Number one is the need for transparency and a two-way dialogue. At Google, we encourage information sharing in a variety of ways. For example, in Cloud, we conduct regular “Pulse” surveys which help us understand our Googlers’ challenges and quickly identify ways to move faster, work more collaboratively and inclusively, and act more decisively to keep up with the speed of the market and the needs of our customers. This has been particularly helpful while we operate as an entirely distributed organization through the pandemic.
Second is making sure employees see a runway for their career. I have always found that people will work really hard and be committed to their work, but that needs to be paired with the knowledge that their work is valued. It’s important to demonstrate opportunities for career advancement and growth.
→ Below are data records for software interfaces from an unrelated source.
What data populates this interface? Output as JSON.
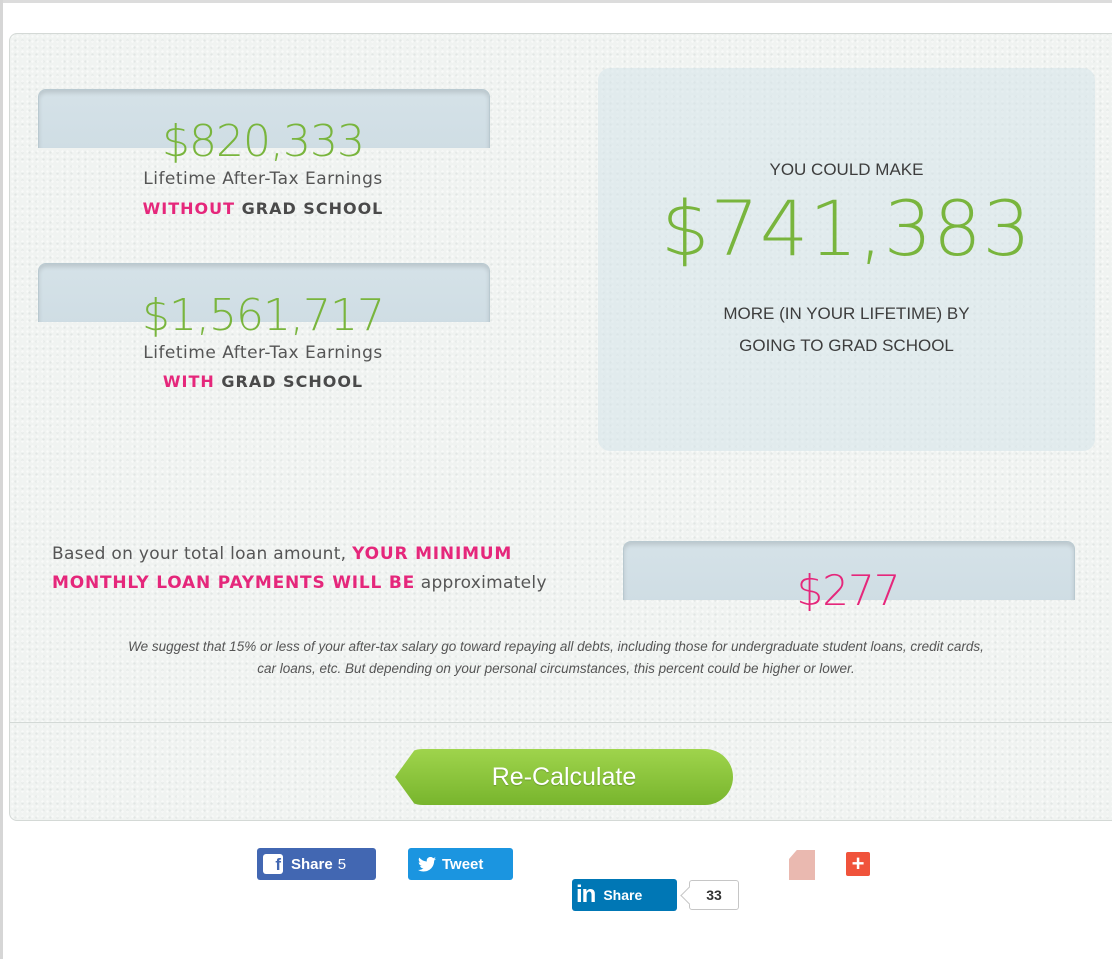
{
  "left": {
    "without": {
      "amount": "$820,333",
      "caption": "Lifetime After-Tax Earnings",
      "emphasis": "WITHOUT",
      "rest": " GRAD SCHOOL"
    },
    "with": {
      "amount": "$1,561,717",
      "caption": "Lifetime After-Tax Earnings",
      "emphasis": "WITH",
      "rest": " GRAD SCHOOL"
    }
  },
  "right": {
    "heading": "YOU COULD MAKE",
    "amount": "$741,383",
    "line1": "MORE (IN YOUR LIFETIME) BY",
    "line2": "GOING TO GRAD SCHOOL"
  },
  "loan": {
    "intro": "Based on your total loan amount, ",
    "highlight_1": "YOUR MINIMUM",
    "highlight_2": "MONTHLY LOAN PAYMENTS WILL BE",
    "suffix": " approximately",
    "amount": "$277"
  },
  "suggestion": {
    "line1": "We suggest that 15% or less of your after-tax salary go toward repaying all debts, including those for undergraduate student loans, credit cards,",
    "line2": "car loans, etc. But depending on your personal circumstances, this percent could be higher or lower."
  },
  "recalc_label": "Re-Calculate",
  "share": {
    "facebook_label": "Share",
    "facebook_count": "5",
    "twitter_label": "Tweet",
    "linkedin_label": "Share",
    "linkedin_count": "33"
  },
  "colors": {
    "green": "#79b53d",
    "pink": "#e5277b",
    "facebook": "#4267b2",
    "twitter": "#1b95e0",
    "linkedin": "#0077b5"
  }
}
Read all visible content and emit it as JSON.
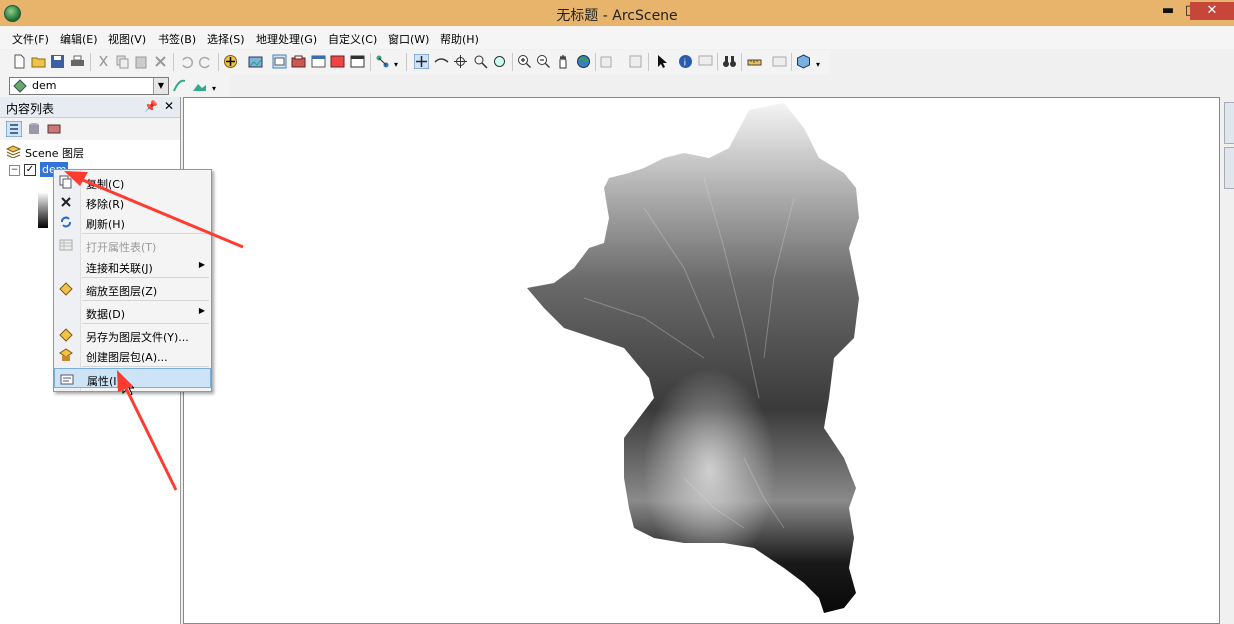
{
  "window": {
    "title": "无标题 - ArcScene",
    "minimize": "▬",
    "maximize": "□",
    "close": "✕"
  },
  "menu": [
    "文件(F)",
    "编辑(E)",
    "视图(V)",
    "书签(B)",
    "选择(S)",
    "地理处理(G)",
    "自定义(C)",
    "窗口(W)",
    "帮助(H)"
  ],
  "layer_toolbar": {
    "selected_layer": "dem"
  },
  "toc": {
    "title": "内容列表",
    "pin": "ᵖ",
    "close": "✕",
    "scene_layers": "Scene 图层",
    "layer_name": "dem"
  },
  "context_menu": {
    "items": [
      {
        "label": "复制(C)",
        "icon": "copy-icon",
        "enabled": true
      },
      {
        "label": "移除(R)",
        "icon": "remove-x-icon",
        "enabled": true
      },
      {
        "label": "刷新(H)",
        "icon": "refresh-icon",
        "enabled": true
      },
      {
        "label": "打开属性表(T)",
        "icon": "table-icon",
        "enabled": false
      },
      {
        "label": "连接和关联(J)",
        "icon": "",
        "enabled": true,
        "submenu": true
      },
      {
        "label": "缩放至图层(Z)",
        "icon": "zoom-layer-icon",
        "enabled": true
      },
      {
        "label": "数据(D)",
        "icon": "",
        "enabled": true,
        "submenu": true
      },
      {
        "label": "另存为图层文件(Y)...",
        "icon": "layer-file-icon",
        "enabled": true
      },
      {
        "label": "创建图层包(A)...",
        "icon": "layer-package-icon",
        "enabled": true
      },
      {
        "label": "属性(I)",
        "icon": "properties-icon",
        "enabled": true,
        "highlighted": true
      }
    ]
  },
  "colors": {
    "titlebar": "#e8b46b",
    "highlight": "#cde4f7",
    "annotation_arrow": "#ff3b30"
  }
}
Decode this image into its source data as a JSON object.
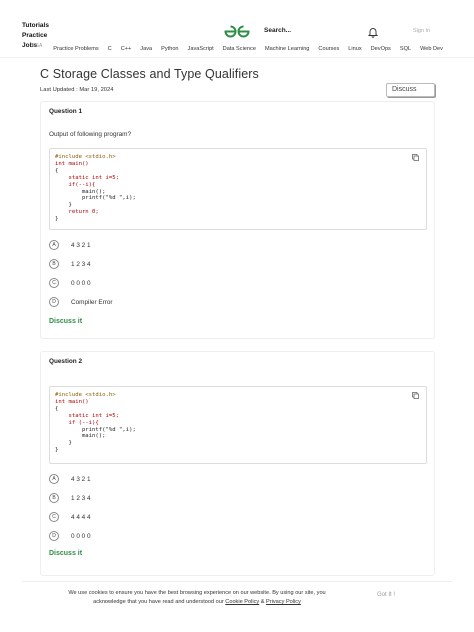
{
  "topnav": {
    "links": [
      "Tutorials",
      "Practice",
      "Jobs"
    ],
    "search_placeholder": "Search...",
    "signin": "Sign In",
    "categories": [
      "DSA",
      "Practice Problems",
      "C",
      "C++",
      "Java",
      "Python",
      "JavaScript",
      "Data Science",
      "Machine Learning",
      "Courses",
      "Linux",
      "DevOps",
      "SQL",
      "Web Dev"
    ],
    "logo_color": "#2f8d46"
  },
  "page": {
    "title": "C Storage Classes and Type Qualifiers",
    "last_updated": "Last Updated : Mar 19, 2024",
    "discuss_label": "Discuss"
  },
  "questions": [
    {
      "label": "Question 1",
      "text": "Output of following program?",
      "code": [
        "#include <stdio.h>",
        "int main()",
        "{",
        "    static int i=5;",
        "    if(--i){",
        "        main();",
        "        printf(\"%d \",i);",
        "    }",
        "    return 0;",
        "}"
      ],
      "options": [
        {
          "key": "A",
          "text": "4 3 2 1"
        },
        {
          "key": "B",
          "text": "1 2 3 4"
        },
        {
          "key": "C",
          "text": "0 0 0 0"
        },
        {
          "key": "D",
          "text": "Compiler Error"
        }
      ],
      "discuss": "Discuss it"
    },
    {
      "label": "Question 2",
      "text": "",
      "code": [
        "#include <stdio.h>",
        "int main()",
        "{",
        "    static int i=5;",
        "    if (--i){",
        "        printf(\"%d \",i);",
        "        main();",
        "    }",
        "}"
      ],
      "options": [
        {
          "key": "A",
          "text": "4 3 2 1"
        },
        {
          "key": "B",
          "text": "1 2 3 4"
        },
        {
          "key": "C",
          "text": "4 4 4 4"
        },
        {
          "key": "D",
          "text": "0 0 0 0"
        }
      ],
      "discuss": "Discuss it"
    }
  ],
  "cookie": {
    "line1": "We use cookies to ensure you have the best browsing experience on our website. By using our site, you",
    "line2_prefix": "acknowledge that you have read and understood our",
    "cookie_policy": "Cookie Policy",
    "amp": "&",
    "privacy_policy": "Privacy Policy",
    "button": "Got It !"
  }
}
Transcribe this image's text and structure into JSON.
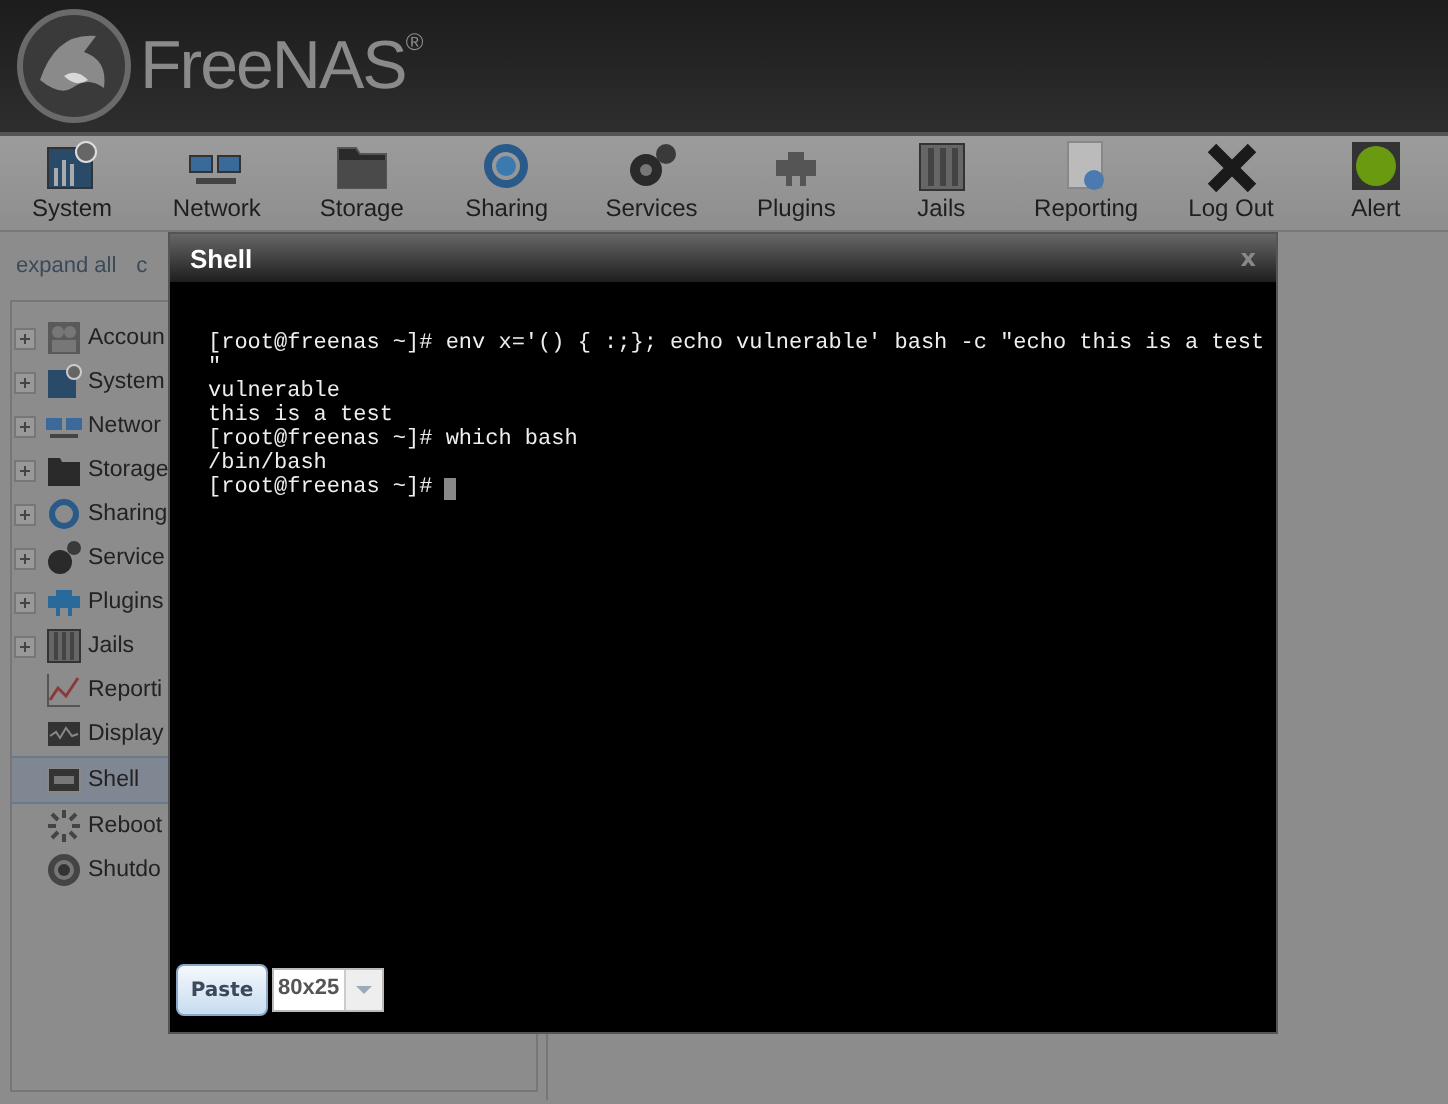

If your employees look a couple of years out and don’t see a home or aspiration for their future within the company, they can quickly become demotivated.
Finally, we want to make sure our Googlers feel cared for. The pandemic disrupted our former work routines, but it also disrupted personal lives. At Google, we expanded our Carers Leave to 14 weeks so that our teams could take the time they need to take care of their families amidst school and daycare closures. We also gave Googlers additional time off to support our Googlers’ wellbeing in light of COVID-19.
One more before we go: If you could inspire a movement that would bring the most amount of good to the most amount of people, what would that be?
I’d answer your question with another question: “What would happen if every leader was empowered to lead, and every employee was empowered to experiment?” That level of empowerment is what I believe truly leads to innovation breakthroughs that change the world. The movement required for this that I would want to inspire is around psychological safety. In other words: giving employees empowerment and accountability to take risks, knowing that they’re supported by inclusive leaders.
Google embarked on two studies around what makes a great team and great leader with Project Aristotle and Project Oxygen, and one of the key insights from those studies found that teams with high rates of psychological safety were better than other teams at implementing diverse ideas and driving high performance. They were also more likely to stay with the company.
Thank you so much for sharing your insights with us today!